Louis Malle is remembered primarily as a fiction filmmaker, but he had a parallel career as a documentarian. In fact, he got his start in nonfiction: when he was just twenty-three years old, Malle was given the opportunity to collaborate with Jacques Cousteau on the pioneering undersea documentary The Silent World, which would win an Oscar for best documentary as well as the Palme d’Or at Cannes. After this early success, Malle plunged into filmmaking, focusing for the next several years on fiction and making a name for himself with noir (Elevator to the Gallows), erotic drama (The Lovers), and slapstick comedy (Zazie dans le métro). In 1962, he returned to documentary with a short about the Tour de France, the sprightly, vivid Vive le tour. Malle was invigorated by this experience, and it inspired him to continue to make nonfiction works throughout the rest of his career, in between the fiction films he is better known for, including Murmur of the Heart, Atlantic City, and Au revoir les enfants.

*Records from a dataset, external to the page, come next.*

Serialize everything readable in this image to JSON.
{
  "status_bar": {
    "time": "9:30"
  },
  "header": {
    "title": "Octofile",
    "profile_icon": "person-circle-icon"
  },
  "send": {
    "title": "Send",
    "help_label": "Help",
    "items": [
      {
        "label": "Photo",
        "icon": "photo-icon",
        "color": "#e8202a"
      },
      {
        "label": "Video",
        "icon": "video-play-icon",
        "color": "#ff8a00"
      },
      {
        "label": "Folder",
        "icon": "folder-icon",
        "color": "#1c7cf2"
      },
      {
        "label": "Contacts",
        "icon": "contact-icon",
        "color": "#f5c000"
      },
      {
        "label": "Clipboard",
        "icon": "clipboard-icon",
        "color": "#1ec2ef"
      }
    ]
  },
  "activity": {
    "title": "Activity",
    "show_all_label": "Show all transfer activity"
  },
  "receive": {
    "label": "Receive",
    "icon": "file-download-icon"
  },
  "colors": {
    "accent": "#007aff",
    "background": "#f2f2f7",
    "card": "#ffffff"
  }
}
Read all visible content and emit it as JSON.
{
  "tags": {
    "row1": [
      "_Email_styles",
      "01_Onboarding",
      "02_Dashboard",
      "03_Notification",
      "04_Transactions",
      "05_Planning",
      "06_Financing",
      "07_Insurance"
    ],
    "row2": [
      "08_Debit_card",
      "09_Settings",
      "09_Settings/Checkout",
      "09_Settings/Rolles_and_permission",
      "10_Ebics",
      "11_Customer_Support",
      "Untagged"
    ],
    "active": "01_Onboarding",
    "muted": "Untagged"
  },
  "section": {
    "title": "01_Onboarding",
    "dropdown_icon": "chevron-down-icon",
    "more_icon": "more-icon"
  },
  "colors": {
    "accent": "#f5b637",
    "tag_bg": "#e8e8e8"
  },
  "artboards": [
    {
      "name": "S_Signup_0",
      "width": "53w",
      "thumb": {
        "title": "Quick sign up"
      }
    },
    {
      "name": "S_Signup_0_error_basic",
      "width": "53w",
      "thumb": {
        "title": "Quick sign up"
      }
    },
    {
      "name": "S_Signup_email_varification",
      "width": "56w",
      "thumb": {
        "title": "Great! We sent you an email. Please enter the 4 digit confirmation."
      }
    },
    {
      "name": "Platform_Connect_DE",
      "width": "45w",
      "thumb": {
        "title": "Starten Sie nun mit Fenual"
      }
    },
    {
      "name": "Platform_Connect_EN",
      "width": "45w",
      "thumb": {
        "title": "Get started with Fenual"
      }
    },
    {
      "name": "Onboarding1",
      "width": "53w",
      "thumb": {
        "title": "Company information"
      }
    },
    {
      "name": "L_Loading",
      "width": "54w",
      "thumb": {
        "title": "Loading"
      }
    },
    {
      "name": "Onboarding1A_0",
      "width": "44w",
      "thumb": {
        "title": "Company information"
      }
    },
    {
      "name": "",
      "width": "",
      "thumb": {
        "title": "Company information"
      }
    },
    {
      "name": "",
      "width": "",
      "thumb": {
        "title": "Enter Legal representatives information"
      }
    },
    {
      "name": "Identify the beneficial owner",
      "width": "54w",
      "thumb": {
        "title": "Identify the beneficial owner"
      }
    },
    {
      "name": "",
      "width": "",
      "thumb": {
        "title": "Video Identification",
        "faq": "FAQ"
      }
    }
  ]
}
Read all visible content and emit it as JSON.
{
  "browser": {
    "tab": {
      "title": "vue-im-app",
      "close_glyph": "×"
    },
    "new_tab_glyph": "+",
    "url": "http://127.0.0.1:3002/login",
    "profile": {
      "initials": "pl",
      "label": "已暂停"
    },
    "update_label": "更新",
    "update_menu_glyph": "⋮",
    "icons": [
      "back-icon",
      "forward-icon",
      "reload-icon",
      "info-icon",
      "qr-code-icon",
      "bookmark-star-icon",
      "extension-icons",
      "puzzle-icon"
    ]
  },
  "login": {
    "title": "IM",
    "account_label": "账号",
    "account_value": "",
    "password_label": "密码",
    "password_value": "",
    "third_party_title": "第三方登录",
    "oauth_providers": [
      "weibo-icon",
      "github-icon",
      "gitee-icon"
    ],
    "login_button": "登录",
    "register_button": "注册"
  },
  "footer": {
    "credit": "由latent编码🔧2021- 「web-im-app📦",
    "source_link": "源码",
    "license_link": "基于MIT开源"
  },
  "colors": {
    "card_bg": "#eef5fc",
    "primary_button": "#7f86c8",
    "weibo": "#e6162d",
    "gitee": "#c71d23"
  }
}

Though just eighteen minutes long, Vive le Tour captures the epic experience of this test of human endurance, as well as its furious pace and idiosyncratic personalities. Visually, the film—shot by cinematographers Ghislain Cloquet and Jacques Ertaud—is consistently engaging, taking on multiple perspectives: that of the bicyclists, the spectators on the sidelines, and even the reporters hot on their heels on motorbikes. When the racers are introduced, we see them from a distance on their cycles, looking graceful and almost still, but then Malle shows them whizzing like bullets past a static camera; next, after another cut and with the camera mounted on a bicycle, it’s the world itself that we see going by in a blur. We get a little more intimate with the unnamed contestants in one of the most amusing passages in the film, presented below, which focuses on their brief pit stops, whether for urinating or refueling. Get a load of the way they nearly ransack cafés they pass—talk about bicycle thieves!